The high school’s Future Business Leaders of America (FBLA) competed in a personal finance competition at the regional level in Smyrna on Jan. 24 and took home first place. In November, the cosmetology class competed at Love Beauty School and won scholarship money. There are many other competitions held for each skill all through the school year.

“The students enjoy going to competitions,” Zimmerman said. “There’s nothing like a competition to get the kids to sharpen and show their skills. They learn how to really refine what they are doing and pay attention to the details.”

Tullahoma has a variety of industries nearby that need future machinists, welders, health professionals and business leaders. Microcraft, TE Connectivity and Schmeide Corporation, to name a few, as well as Arnold Air Force Base and Lynchburg’s Jack Daniels Distillery.

“The best thing about the CTE classes is that students can try out new things and find new passions and skillsets without the cost or consequence of finding out in college,” Zimmerman said. “It’s great that the students get to try things out before they get to college and find out that a path they had considered just wasn’t for them. CTE classes are here to lead students to find something they love.”

Tullahoma High School is preparing the students for what comes after graduation. All students must pass three courses in their directed area of study to obtain a diploma. Students can even progress enough through their program that work-based training can be used as credit to graduate.

Students are able to obtain hands-on work experience by an approved employer or internship position for at least seven hours per week with at least one class period per week of classroom instructional time. Students spend approximately 10 days in the classroom at the beginning of the semester for instruction and paperwork for completion. The students spend the rest of the semester working alongside professionals in their program of study to gain a better understanding of what’s required in the field.

There are many jobs that provide a comfortable living without a four-year college degree, and they are often available with a little hands-on experience, a technical degree and right out of high school. College may not be the path for every child, and Tullahoma High School is allowing students to find what suits them best with the use of CTE classes.

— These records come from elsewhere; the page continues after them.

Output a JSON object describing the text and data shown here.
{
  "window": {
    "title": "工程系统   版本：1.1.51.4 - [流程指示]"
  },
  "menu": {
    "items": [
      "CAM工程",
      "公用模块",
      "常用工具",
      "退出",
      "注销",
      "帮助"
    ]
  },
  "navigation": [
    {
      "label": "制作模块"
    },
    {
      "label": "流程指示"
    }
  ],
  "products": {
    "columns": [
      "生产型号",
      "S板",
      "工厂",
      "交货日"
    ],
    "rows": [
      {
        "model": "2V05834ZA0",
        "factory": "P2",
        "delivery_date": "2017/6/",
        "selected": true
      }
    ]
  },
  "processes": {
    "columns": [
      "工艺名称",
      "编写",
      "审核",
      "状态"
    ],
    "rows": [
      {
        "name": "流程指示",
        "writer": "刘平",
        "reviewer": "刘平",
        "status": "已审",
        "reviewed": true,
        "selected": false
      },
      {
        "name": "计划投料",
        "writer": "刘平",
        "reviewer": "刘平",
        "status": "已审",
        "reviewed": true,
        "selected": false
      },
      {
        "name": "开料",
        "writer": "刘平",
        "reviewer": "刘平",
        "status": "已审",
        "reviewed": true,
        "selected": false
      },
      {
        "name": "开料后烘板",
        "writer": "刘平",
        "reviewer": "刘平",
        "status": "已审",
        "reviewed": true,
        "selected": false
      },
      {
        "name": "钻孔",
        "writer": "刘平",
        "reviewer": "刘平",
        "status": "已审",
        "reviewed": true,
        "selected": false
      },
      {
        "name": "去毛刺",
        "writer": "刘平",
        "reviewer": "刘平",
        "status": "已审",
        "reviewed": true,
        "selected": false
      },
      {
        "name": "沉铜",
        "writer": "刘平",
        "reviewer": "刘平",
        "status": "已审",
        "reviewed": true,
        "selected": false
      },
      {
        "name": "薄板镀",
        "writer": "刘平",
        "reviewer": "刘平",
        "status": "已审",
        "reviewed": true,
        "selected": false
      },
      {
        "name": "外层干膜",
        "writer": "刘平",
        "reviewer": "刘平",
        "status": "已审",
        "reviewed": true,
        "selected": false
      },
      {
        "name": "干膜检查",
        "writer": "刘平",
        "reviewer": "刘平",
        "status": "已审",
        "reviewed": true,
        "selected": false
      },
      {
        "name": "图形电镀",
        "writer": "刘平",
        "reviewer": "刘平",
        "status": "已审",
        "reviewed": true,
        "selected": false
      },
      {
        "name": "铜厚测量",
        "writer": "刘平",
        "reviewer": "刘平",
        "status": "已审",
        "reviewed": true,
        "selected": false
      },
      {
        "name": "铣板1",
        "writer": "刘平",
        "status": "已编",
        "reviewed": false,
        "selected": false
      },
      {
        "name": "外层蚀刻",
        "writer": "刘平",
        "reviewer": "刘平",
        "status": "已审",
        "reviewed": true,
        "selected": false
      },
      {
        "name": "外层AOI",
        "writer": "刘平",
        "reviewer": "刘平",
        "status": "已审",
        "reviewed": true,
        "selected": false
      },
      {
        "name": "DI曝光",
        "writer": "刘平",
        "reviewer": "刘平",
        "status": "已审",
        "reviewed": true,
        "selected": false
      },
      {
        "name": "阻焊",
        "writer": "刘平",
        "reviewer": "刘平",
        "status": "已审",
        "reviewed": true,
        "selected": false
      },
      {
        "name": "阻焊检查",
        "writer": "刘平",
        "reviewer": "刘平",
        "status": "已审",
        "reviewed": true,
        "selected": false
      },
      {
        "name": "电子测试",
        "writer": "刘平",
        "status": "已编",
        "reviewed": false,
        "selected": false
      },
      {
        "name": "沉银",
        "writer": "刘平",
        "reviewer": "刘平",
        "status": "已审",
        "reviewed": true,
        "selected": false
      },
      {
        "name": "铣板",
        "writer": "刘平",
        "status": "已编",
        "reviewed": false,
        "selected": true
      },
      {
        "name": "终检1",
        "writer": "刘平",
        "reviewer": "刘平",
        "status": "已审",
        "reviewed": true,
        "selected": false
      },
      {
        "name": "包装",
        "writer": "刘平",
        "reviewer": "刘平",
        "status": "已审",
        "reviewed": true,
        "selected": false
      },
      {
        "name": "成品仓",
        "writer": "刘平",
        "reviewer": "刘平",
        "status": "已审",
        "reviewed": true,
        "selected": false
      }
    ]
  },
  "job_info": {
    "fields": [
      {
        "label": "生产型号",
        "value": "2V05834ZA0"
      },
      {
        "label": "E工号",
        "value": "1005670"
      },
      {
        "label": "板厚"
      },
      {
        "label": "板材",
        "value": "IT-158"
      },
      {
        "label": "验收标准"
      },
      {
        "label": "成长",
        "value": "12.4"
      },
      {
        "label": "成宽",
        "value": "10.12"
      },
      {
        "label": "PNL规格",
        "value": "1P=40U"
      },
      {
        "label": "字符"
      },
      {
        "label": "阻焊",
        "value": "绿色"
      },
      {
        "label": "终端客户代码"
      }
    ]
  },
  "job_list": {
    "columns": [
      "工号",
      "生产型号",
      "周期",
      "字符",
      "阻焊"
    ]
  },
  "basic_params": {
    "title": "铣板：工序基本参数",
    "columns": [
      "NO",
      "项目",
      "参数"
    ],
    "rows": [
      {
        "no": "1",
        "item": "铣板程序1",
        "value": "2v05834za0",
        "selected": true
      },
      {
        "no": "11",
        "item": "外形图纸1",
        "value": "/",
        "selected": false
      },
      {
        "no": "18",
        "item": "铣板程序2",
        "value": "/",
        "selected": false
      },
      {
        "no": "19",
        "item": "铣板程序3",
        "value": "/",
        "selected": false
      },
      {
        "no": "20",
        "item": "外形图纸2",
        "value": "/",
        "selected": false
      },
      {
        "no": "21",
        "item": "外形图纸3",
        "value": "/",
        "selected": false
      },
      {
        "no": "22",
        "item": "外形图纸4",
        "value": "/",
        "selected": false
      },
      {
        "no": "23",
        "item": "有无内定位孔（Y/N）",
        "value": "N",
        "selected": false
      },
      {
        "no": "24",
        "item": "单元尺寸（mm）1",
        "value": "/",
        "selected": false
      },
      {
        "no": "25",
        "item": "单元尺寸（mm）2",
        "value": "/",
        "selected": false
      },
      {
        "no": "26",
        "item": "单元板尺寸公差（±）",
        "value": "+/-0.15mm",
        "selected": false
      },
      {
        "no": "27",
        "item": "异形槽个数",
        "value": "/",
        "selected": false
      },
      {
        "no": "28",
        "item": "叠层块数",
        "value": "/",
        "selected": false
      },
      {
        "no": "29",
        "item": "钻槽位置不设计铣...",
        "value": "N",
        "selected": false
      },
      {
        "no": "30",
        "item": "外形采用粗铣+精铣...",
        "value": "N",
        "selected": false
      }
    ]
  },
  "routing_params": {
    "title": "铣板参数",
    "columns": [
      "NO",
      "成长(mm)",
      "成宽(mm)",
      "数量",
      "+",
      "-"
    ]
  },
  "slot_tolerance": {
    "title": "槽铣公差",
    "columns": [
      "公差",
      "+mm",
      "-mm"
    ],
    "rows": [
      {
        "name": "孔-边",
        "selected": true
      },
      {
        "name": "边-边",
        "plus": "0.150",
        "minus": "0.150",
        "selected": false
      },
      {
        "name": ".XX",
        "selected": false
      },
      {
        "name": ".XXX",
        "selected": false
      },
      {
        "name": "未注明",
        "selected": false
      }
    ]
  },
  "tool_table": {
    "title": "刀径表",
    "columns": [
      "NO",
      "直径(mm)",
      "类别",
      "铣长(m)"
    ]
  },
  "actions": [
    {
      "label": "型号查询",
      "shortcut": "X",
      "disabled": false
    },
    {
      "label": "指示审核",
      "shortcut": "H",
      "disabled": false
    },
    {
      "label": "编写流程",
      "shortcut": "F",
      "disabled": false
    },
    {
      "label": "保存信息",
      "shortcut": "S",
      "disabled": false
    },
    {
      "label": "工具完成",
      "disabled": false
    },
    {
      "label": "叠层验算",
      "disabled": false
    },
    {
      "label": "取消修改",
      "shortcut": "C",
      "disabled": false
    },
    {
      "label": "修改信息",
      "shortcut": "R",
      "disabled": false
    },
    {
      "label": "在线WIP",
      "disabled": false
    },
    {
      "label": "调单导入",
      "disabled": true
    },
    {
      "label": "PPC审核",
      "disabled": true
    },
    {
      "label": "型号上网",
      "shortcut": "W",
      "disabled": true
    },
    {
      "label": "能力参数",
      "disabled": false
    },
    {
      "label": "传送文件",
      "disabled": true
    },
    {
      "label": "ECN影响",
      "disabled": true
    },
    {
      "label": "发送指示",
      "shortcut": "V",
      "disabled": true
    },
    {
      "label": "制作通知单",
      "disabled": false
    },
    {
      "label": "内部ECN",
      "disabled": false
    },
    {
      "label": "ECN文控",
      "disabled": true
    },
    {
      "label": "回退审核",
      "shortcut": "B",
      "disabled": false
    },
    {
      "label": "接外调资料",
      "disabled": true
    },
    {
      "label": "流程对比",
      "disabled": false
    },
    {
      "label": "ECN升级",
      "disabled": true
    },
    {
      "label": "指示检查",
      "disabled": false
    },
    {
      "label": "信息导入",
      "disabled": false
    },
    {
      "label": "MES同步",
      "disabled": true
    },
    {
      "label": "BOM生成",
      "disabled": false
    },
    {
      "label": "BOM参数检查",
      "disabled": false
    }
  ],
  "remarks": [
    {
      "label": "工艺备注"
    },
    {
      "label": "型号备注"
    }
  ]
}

For more information on Tullahoma High school, visit www.tullahomahighschool.net.  

Faith Few can be reached by email at ffew@tullahomanews.com.